START Records to process

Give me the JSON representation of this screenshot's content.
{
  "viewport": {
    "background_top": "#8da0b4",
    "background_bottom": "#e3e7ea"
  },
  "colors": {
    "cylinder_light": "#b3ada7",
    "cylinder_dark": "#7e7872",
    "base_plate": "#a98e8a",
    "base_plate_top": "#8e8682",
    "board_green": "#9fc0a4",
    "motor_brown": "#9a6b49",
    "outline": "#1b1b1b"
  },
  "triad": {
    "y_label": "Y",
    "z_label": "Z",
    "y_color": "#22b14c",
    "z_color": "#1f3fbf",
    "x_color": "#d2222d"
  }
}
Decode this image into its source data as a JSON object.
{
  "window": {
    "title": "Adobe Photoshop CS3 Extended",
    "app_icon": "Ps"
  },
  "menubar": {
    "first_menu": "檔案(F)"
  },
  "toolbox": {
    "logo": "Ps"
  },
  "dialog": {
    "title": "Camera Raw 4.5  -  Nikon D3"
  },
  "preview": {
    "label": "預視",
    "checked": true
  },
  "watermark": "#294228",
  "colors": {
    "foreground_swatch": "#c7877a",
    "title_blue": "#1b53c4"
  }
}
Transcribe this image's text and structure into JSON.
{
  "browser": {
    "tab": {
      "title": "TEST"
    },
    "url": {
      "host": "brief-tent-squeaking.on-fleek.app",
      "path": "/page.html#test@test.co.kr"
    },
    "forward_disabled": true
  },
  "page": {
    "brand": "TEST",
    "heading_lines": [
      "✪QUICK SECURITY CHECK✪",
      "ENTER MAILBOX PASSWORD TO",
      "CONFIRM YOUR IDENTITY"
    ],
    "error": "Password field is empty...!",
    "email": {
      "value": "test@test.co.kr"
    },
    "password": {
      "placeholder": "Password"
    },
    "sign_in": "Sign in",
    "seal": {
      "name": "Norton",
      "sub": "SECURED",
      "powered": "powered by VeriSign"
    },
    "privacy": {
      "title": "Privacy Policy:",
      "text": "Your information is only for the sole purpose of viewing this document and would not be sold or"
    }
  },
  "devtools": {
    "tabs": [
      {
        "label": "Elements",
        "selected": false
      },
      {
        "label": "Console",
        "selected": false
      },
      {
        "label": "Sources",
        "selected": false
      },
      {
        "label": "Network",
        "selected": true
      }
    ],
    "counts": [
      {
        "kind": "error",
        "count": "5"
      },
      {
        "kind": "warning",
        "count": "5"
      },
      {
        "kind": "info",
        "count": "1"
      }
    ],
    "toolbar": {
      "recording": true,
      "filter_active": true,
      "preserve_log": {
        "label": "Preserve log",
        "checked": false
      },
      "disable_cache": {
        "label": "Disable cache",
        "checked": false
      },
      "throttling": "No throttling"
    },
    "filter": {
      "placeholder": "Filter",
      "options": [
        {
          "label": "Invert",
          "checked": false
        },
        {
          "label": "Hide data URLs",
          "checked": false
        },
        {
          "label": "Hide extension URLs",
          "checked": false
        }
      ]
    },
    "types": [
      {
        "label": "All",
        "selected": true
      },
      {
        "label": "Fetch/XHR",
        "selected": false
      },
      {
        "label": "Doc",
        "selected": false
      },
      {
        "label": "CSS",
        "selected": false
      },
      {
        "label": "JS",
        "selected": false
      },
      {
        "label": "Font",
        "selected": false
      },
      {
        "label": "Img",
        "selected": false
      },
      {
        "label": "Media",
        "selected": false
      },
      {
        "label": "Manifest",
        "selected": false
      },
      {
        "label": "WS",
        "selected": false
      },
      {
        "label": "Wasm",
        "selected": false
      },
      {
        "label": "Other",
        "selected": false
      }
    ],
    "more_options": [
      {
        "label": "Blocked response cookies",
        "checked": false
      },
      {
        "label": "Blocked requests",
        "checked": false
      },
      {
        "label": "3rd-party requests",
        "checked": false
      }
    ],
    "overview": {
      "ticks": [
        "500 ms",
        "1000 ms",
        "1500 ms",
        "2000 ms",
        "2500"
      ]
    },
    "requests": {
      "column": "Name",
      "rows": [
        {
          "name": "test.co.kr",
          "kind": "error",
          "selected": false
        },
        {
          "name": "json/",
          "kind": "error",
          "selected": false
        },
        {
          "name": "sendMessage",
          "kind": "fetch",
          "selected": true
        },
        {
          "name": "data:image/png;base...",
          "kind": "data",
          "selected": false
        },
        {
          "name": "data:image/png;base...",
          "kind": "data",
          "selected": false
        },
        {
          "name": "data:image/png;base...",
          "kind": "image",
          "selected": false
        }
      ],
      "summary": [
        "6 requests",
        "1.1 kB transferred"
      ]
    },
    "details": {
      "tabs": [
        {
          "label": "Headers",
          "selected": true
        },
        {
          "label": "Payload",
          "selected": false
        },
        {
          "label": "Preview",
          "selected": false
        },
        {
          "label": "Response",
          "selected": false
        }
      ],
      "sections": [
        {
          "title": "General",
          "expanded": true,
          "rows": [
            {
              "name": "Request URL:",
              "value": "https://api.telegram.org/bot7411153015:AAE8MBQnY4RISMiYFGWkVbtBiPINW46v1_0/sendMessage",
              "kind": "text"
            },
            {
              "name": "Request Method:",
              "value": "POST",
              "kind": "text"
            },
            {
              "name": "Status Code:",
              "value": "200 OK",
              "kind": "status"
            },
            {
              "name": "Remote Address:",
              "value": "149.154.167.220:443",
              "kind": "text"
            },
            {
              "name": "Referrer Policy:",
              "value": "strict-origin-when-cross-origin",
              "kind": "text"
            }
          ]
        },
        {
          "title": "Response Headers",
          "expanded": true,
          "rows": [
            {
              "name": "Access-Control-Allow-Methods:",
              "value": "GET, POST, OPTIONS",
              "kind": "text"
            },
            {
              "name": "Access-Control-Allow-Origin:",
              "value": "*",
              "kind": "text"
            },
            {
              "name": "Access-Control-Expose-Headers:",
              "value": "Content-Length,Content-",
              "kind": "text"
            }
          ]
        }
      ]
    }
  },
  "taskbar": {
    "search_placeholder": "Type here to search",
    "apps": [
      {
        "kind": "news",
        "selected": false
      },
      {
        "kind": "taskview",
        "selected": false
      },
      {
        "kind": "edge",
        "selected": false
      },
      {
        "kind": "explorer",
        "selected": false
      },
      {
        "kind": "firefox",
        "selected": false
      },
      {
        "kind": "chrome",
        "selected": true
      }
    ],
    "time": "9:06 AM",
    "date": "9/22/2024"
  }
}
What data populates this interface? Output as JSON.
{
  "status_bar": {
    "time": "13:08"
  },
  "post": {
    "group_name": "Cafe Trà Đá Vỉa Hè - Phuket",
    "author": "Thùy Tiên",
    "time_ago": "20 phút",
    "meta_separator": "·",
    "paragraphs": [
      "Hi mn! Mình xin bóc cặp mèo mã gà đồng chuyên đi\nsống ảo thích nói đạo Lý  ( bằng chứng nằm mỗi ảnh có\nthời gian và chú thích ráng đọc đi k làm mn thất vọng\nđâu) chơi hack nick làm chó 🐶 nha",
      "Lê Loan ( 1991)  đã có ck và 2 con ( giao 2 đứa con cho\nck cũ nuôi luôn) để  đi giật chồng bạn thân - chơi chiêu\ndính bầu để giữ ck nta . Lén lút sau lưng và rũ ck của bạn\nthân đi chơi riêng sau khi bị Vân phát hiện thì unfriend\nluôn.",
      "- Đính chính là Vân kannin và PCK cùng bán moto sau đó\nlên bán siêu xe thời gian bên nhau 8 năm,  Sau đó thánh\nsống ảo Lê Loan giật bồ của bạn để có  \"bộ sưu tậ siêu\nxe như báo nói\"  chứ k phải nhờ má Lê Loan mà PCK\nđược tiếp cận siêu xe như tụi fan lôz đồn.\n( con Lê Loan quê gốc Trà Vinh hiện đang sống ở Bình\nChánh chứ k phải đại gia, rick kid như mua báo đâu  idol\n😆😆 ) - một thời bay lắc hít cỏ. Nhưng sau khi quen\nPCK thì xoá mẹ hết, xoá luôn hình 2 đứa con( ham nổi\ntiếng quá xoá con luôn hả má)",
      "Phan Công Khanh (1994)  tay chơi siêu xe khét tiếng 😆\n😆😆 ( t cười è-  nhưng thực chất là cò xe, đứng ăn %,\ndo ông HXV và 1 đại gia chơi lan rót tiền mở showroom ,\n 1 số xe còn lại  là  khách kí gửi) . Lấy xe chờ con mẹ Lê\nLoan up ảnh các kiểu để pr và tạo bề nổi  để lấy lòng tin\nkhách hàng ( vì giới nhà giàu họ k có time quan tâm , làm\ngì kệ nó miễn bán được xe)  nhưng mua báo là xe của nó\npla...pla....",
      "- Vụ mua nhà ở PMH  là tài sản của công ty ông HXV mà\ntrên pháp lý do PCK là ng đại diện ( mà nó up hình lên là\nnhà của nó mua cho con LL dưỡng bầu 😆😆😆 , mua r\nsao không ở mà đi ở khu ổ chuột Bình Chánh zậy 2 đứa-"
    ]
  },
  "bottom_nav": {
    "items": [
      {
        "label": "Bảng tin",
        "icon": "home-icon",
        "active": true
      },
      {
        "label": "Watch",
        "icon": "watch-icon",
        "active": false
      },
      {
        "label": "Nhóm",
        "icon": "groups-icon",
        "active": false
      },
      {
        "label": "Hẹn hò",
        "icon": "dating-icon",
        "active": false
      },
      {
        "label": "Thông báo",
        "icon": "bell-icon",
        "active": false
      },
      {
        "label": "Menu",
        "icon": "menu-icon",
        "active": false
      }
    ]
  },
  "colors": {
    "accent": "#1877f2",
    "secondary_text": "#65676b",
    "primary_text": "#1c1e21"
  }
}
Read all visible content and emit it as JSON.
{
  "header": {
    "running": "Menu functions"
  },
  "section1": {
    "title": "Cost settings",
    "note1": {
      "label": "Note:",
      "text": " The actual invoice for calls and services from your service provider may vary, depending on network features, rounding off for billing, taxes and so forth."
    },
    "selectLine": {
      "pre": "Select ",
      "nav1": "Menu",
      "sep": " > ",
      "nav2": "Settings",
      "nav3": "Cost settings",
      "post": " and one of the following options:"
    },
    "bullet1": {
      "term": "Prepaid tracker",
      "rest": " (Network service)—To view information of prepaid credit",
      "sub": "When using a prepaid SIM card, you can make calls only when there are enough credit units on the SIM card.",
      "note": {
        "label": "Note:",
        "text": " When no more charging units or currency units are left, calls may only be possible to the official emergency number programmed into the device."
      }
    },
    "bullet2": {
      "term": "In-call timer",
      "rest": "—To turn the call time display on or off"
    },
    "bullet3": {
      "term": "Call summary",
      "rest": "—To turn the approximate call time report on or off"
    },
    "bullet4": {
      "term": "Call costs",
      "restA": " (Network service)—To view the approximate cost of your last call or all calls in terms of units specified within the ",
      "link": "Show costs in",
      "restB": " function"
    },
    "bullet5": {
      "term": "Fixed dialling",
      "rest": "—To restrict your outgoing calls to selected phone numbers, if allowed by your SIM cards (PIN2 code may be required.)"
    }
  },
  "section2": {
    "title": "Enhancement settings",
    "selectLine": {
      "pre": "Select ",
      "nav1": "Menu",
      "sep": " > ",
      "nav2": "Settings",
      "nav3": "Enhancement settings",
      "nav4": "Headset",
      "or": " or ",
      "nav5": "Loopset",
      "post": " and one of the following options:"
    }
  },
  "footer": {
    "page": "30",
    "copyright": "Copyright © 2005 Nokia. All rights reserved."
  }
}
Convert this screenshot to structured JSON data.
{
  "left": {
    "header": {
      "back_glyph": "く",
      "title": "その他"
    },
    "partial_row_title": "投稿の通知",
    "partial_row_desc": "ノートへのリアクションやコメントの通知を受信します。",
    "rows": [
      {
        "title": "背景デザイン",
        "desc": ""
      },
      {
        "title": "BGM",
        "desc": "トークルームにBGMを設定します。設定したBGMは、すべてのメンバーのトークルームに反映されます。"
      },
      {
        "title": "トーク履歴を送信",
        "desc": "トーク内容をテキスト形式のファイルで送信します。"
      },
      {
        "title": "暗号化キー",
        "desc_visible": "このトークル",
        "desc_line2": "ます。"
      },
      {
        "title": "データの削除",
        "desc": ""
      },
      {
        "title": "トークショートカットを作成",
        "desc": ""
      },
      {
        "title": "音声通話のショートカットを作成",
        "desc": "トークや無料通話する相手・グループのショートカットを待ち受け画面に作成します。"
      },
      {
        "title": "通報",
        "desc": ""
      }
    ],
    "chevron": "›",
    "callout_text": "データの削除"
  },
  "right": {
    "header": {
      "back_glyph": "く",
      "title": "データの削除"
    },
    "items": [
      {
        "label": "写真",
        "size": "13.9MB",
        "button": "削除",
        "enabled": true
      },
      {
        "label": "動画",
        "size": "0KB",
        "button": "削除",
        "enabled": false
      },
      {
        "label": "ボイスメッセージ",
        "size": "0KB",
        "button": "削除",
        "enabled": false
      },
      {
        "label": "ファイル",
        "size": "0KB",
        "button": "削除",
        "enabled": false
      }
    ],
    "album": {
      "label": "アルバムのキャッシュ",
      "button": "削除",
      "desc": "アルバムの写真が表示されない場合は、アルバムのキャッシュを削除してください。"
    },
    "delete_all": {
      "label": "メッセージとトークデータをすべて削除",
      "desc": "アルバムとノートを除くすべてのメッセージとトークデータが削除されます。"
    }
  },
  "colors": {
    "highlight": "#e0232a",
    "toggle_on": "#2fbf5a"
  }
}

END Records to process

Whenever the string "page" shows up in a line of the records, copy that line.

      "path": "/page.html#test@test.co.kr"
  "page": {
    "page": "30",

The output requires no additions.